=== Section Start ===
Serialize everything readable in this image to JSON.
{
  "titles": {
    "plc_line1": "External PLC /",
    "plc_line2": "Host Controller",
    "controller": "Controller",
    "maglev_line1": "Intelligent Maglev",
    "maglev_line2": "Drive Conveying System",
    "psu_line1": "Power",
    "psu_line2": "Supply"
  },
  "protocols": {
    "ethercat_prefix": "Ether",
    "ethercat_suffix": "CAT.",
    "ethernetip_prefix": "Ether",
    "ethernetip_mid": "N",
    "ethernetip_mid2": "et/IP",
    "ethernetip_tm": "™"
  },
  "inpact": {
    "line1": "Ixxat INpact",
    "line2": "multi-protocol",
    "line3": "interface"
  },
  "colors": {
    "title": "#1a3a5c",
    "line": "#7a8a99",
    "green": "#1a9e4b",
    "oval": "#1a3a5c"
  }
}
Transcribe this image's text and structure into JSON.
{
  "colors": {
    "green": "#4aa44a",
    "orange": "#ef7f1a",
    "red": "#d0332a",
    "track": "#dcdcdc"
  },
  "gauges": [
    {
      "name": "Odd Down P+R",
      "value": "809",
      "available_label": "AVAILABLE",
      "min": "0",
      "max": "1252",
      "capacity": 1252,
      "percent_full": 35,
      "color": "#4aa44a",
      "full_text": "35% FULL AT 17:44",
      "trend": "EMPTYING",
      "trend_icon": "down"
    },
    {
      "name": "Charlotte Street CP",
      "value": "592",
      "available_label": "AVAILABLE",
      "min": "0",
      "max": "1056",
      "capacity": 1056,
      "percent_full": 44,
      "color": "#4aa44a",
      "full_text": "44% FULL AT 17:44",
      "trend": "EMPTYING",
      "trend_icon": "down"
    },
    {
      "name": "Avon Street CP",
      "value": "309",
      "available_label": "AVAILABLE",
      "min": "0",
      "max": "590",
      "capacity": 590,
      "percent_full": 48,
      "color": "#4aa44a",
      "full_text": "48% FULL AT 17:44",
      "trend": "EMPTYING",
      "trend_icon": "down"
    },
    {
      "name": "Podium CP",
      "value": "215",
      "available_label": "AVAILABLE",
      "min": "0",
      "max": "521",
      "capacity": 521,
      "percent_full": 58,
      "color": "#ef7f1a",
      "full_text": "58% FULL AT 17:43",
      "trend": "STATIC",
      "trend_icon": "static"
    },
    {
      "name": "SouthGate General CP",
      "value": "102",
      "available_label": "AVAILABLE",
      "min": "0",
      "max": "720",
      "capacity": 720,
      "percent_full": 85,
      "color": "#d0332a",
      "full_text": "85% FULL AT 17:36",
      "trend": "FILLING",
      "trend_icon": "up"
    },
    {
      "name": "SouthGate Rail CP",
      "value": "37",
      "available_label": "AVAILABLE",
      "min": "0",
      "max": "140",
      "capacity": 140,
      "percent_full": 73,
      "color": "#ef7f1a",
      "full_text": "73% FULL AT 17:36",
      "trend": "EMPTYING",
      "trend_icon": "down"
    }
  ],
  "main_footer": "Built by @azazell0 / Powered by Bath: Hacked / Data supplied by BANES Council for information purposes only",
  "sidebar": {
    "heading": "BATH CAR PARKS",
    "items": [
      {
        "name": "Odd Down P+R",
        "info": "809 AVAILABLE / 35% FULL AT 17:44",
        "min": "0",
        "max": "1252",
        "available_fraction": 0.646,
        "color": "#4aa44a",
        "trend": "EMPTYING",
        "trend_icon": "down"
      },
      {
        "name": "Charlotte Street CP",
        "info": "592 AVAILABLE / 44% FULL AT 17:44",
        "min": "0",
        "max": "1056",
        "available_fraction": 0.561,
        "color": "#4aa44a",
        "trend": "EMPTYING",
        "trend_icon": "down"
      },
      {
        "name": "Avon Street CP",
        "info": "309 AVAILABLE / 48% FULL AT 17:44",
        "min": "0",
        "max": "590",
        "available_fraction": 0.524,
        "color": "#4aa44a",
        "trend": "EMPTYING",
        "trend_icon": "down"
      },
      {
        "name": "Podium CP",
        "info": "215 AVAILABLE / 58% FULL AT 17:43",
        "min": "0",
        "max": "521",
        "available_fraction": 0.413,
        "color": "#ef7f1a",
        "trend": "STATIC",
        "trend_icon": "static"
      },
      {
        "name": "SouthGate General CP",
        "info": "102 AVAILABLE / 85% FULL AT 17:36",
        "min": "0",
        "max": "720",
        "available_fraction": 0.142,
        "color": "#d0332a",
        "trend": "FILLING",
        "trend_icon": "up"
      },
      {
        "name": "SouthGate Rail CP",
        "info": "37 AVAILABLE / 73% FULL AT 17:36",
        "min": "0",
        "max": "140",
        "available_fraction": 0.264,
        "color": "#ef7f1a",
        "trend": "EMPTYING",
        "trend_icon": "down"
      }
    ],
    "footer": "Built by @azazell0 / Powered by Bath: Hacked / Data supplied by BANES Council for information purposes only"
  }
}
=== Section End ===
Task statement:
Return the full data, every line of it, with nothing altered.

Your solution:
Serialize everything readable in this image to JSON.
{
  "titles": {
    "plc_line1": "External PLC /",
    "plc_line2": "Host Controller",
    "controller": "Controller",
    "maglev_line1": "Intelligent Maglev",
    "maglev_line2": "Drive Conveying System",
    "psu_line1": "Power",
    "psu_line2": "Supply"
  },
  "protocols": {
    "ethercat_prefix": "Ether",
    "ethercat_suffix": "CAT.",
    "ethernetip_prefix": "Ether",
    "ethernetip_mid": "N",
    "ethernetip_mid2": "et/IP",
    "ethernetip_tm": "™"
  },
  "inpact": {
    "line1": "Ixxat INpact",
    "line2": "multi-protocol",
    "line3": "interface"
  },
  "colors": {
    "title": "#1a3a5c",
    "line": "#7a8a99",
    "green": "#1a9e4b",
    "oval": "#1a3a5c"
  }
}
Transcribe this image's text and structure into JSON.
{
  "colors": {
    "green": "#4aa44a",
    "orange": "#ef7f1a",
    "red": "#d0332a",
    "track": "#dcdcdc"
  },
  "gauges": [
    {
      "name": "Odd Down P+R",
      "value": "809",
      "available_label": "AVAILABLE",
      "min": "0",
      "max": "1252",
      "capacity": 1252,
      "percent_full": 35,
      "color": "#4aa44a",
      "full_text": "35% FULL AT 17:44",
      "trend": "EMPTYING",
      "trend_icon": "down"
    },
    {
      "name": "Charlotte Street CP",
      "value": "592",
      "available_label": "AVAILABLE",
      "min": "0",
      "max": "1056",
      "capacity": 1056,
      "percent_full": 44,
      "color": "#4aa44a",
      "full_text": "44% FULL AT 17:44",
      "trend": "EMPTYING",
      "trend_icon": "down"
    },
    {
      "name": "Avon Street CP",
      "value": "309",
      "available_label": "AVAILABLE",
      "min": "0",
      "max": "590",
      "capacity": 590,
      "percent_full": 48,
      "color": "#4aa44a",
      "full_text": "48% FULL AT 17:44",
      "trend": "EMPTYING",
      "trend_icon": "down"
    },
    {
      "name": "Podium CP",
      "value": "215",
      "available_label": "AVAILABLE",
      "min": "0",
      "max": "521",
      "capacity": 521,
      "percent_full": 58,
      "color": "#ef7f1a",
      "full_text": "58% FULL AT 17:43",
      "trend": "STATIC",
      "trend_icon": "static"
    },
    {
      "name": "SouthGate General CP",
      "value": "102",
      "available_label": "AVAILABLE",
      "min": "0",
      "max": "720",
      "capacity": 720,
      "percent_full": 85,
      "color": "#d0332a",
      "full_text": "85% FULL AT 17:36",
      "trend": "FILLING",
      "trend_icon": "up"
    },
    {
      "name": "SouthGate Rail CP",
      "value": "37",
      "available_label": "AVAILABLE",
      "min": "0",
      "max": "140",
      "capacity": 140,
      "percent_full": 73,
      "color": "#ef7f1a",
      "full_text": "73% FULL AT 17:36",
      "trend": "EMPTYING",
      "trend_icon": "down"
    }
  ],
  "main_footer": "Built by @azazell0 / Powered by Bath: Hacked / Data supplied by BANES Council for information purposes only",
  "sidebar": {
    "heading": "BATH CAR PARKS",
    "items": [
      {
        "name": "Odd Down P+R",
        "info": "809 AVAILABLE / 35% FULL AT 17:44",
        "min": "0",
        "max": "1252",
        "available_fraction": 0.646,
        "color": "#4aa44a",
        "trend": "EMPTYING",
        "trend_icon": "down"
      },
      {
        "name": "Charlotte Street CP",
        "info": "592 AVAILABLE / 44% FULL AT 17:44",
        "min": "0",
        "max": "1056",
        "available_fraction": 0.561,
        "color": "#4aa44a",
        "trend": "EMPTYING",
        "trend_icon": "down"
      },
      {
        "name": "Avon Street CP",
        "info": "309 AVAILABLE / 48% FULL AT 17:44",
        "min": "0",
        "max": "590",
        "available_fraction": 0.524,
        "color": "#4aa44a",
        "trend": "EMPTYING",
        "trend_icon": "down"
      },
      {
        "name": "Podium CP",
        "info": "215 AVAILABLE / 58% FULL AT 17:43",
        "min": "0",
        "max": "521",
        "available_fraction": 0.413,
        "color": "#ef7f1a",
        "trend": "STATIC",
        "trend_icon": "static"
      },
      {
        "name": "SouthGate General CP",
        "info": "102 AVAILABLE / 85% FULL AT 17:36",
        "min": "0",
        "max": "720",
        "available_fraction": 0.142,
        "color": "#d0332a",
        "trend": "FILLING",
        "trend_icon": "up"
      },
      {
        "name": "SouthGate Rail CP",
        "info": "37 AVAILABLE / 73% FULL AT 17:36",
        "min": "0",
        "max": "140",
        "available_fraction": 0.264,
        "color": "#ef7f1a",
        "trend": "EMPTYING",
        "trend_icon": "down"
      }
    ],
    "footer": "Built by @azazell0 / Powered by Bath: Hacked / Data supplied by BANES Council for information purposes only"
  }
}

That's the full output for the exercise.